When monitoring large deployments of SQL Server instances, if you capture all the above data on a central location or central SQL Server database, the central database becomes a bottleneck or the point of contention. To scale the performance baselining solution for large deployments of SQL Server, we use the same architecture as discussed in SQL Server Performance Dashboard SSRS Reports as shown below. In this architecture, the performance data is captured locally in a database called dba_local with performance monitoring SSRS reports hosted on a central monitoring server. The SSRS reports are parameterized and have dynamic connection string which connects to SQL Server instance specified in the report parameter. The report queries the dba_local database from the specified SQL Server instance to report performance data captured over time.
If you download SQL Performance Baselining Reporting Solution from GitHub, you will find scripts to create a database and monitoring jobs which needs to be ran on each instance of SQL Server you wish to monitor. Following are steps to deploy SQL Performance Baselining Reporting solution,
Data Collection Steps for each SQL Instance to Monitor
- Connect to SQL instance to monitor
- Run CREATEDATABASE.sql
- Run CREATEOBJECTS.sql
- Run CREATECOLLECTIONJOB.sql
- Check SQL Agent JOBs History to see if it runs successfully
- Repeat for each SQL Instance you want to monitor
Setting up & Deploying Reporting
To deploy Performance baselining SSRS reports, you can leverage the same central monitoring SSRS server hosting SQL Server Performance dashboard report.
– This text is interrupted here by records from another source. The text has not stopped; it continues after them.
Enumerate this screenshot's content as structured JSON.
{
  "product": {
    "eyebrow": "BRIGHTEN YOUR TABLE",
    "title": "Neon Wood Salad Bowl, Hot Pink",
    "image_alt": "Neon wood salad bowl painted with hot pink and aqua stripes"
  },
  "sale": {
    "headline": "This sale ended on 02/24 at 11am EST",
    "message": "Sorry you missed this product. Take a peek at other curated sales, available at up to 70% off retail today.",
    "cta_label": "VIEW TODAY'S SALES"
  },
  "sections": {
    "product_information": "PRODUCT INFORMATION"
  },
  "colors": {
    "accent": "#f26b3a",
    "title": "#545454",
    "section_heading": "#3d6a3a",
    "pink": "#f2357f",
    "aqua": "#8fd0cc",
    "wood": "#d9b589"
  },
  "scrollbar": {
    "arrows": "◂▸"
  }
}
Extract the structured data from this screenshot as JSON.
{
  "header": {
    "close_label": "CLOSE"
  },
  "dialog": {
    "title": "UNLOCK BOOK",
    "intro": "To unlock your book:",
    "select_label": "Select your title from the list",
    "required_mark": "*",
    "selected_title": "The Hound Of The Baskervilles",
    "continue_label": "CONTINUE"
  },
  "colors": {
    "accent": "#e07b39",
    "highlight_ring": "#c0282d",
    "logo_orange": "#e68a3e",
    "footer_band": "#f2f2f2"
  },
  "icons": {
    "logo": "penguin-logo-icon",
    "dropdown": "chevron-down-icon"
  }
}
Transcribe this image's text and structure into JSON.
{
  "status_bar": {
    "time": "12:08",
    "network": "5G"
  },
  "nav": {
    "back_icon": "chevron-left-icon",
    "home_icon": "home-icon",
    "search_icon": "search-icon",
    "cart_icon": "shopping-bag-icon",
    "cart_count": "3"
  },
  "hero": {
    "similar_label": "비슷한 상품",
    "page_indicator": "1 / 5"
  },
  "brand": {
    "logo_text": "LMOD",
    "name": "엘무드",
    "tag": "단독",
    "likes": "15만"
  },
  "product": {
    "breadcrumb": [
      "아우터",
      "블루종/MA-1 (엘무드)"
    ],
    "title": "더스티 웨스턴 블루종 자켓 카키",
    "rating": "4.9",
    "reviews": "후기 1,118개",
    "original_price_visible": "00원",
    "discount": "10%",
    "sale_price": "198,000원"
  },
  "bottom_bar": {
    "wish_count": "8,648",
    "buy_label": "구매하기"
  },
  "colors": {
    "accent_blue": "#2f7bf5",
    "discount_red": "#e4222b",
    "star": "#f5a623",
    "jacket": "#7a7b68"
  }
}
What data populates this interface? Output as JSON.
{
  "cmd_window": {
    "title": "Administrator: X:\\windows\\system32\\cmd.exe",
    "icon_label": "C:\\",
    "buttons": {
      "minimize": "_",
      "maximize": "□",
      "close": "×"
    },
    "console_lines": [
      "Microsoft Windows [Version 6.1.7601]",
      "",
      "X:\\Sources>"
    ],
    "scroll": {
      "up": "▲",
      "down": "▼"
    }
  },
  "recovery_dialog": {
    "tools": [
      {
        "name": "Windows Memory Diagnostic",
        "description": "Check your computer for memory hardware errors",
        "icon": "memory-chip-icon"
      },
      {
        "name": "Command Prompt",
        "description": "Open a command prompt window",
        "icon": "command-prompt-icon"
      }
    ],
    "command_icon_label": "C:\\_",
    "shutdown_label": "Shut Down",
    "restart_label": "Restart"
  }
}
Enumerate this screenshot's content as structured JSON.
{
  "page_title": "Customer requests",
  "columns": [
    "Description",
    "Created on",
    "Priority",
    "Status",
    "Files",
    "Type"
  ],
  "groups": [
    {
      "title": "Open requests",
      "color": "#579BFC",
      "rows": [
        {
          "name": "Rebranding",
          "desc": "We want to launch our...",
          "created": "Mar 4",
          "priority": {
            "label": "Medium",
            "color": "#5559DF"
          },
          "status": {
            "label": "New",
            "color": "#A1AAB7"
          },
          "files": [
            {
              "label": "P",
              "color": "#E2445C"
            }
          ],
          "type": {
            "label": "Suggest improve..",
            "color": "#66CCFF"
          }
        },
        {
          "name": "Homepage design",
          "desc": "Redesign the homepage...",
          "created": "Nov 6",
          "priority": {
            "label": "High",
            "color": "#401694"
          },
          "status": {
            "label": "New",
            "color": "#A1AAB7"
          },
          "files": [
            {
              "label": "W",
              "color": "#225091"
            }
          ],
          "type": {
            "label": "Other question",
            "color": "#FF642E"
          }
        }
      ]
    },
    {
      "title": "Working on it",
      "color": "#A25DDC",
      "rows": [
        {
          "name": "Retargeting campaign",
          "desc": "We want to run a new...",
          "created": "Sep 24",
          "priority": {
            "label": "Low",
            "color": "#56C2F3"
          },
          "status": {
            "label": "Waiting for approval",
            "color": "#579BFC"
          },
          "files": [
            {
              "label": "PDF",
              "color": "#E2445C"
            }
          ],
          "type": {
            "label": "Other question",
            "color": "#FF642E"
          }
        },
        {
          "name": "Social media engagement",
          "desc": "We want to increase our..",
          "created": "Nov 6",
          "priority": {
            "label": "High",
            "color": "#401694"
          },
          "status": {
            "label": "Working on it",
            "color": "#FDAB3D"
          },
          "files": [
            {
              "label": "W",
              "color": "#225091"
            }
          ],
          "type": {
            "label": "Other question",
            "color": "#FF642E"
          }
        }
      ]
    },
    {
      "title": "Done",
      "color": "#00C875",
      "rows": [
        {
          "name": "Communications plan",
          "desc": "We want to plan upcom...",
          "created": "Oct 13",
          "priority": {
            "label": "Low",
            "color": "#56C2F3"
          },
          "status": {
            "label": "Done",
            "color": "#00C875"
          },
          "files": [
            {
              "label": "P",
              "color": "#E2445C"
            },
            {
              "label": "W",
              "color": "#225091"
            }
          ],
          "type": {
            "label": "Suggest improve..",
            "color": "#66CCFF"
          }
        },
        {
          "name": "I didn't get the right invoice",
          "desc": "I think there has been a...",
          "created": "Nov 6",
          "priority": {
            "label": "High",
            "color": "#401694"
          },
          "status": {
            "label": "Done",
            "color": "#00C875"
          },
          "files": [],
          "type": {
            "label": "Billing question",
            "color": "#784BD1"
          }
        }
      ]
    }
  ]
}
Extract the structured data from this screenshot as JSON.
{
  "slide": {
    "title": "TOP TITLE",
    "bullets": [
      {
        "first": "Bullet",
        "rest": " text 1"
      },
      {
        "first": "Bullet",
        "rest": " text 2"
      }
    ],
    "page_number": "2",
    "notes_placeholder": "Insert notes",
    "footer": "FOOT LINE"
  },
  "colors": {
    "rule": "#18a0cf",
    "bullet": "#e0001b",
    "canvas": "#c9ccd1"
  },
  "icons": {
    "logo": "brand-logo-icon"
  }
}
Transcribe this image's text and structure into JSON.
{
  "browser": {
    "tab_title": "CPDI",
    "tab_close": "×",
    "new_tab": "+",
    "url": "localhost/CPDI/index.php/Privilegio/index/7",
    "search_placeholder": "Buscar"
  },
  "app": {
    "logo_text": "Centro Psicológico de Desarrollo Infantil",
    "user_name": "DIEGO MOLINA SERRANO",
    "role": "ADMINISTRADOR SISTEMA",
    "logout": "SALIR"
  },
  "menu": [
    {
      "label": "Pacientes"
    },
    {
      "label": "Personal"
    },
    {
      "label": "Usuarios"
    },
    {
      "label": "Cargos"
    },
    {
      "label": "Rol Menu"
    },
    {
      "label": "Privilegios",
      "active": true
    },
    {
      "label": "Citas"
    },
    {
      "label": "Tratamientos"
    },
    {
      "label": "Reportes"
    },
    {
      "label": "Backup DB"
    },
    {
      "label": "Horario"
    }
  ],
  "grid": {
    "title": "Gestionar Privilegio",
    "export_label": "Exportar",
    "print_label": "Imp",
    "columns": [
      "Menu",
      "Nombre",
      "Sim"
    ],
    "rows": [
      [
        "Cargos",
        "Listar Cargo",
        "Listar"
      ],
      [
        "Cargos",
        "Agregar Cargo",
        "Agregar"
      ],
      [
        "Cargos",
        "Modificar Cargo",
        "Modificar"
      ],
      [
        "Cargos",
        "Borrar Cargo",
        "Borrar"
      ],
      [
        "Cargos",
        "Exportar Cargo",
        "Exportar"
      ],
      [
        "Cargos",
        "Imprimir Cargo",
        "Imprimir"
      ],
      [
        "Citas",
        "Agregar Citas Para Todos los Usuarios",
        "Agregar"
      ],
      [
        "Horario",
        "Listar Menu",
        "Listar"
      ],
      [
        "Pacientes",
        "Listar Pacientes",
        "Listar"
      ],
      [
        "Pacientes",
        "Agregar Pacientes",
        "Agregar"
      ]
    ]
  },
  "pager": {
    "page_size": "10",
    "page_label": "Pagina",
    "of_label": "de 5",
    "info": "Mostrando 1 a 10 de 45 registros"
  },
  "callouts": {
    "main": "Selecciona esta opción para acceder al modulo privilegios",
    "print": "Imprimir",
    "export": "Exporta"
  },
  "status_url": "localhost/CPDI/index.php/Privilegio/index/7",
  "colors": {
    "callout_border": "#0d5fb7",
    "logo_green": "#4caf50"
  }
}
As mentioned in SQL Server Performance dashboard blog post, you can use the same steps to setup and configure SSRS server by deploying reports using SSDT or Report Manager. Alternatively, you can use PowerShell script created by Aaron (b|t) with some modifications mentioned in the previous blog post as well.
Once the reports are deployed, you can use the following reports to establish your performance baseline
The above report is drillthrough report so when you click on the chart for any specific data, it takes you to the daily performance trend report for that day as shown below
In the previous report, you observed that around 8PM, the sessions in suspended state increases which indicates high blocking causing performance slowness or degradation. Around same time, most sessions are waiting on LCK_M_SCH_M and disk write latency is high around the same. And later we found
Ohh, our reindexing job runs at around 8PM and we don’t use WITH ONLINE=ON while reindexing which explains the blocking.
The Memory Utilization report shows you the trend of SQL Server Memory and Available Memory on the server. From the report, you can easily deduce, Available Memory on the server went down at around 2:30PM which caused external memory pressure causing target server memory to fall below total server memory in SQL Server. SQL Server responded to the memory by increasing the lazy writer activity to free up pages which in turn drops the page life expectancy on the server.
Finally, the database storage report gives you a quick glance of the free space on all the databases hosted on the SQL Server.
Hope you find the reports useful and if you are a SSRS developer, I would encourage you to design some cool reports for performance monitoring using perfmon, DMV or Xevents data and contribute back to the community by sending a pull request to our solution in GitHub repository.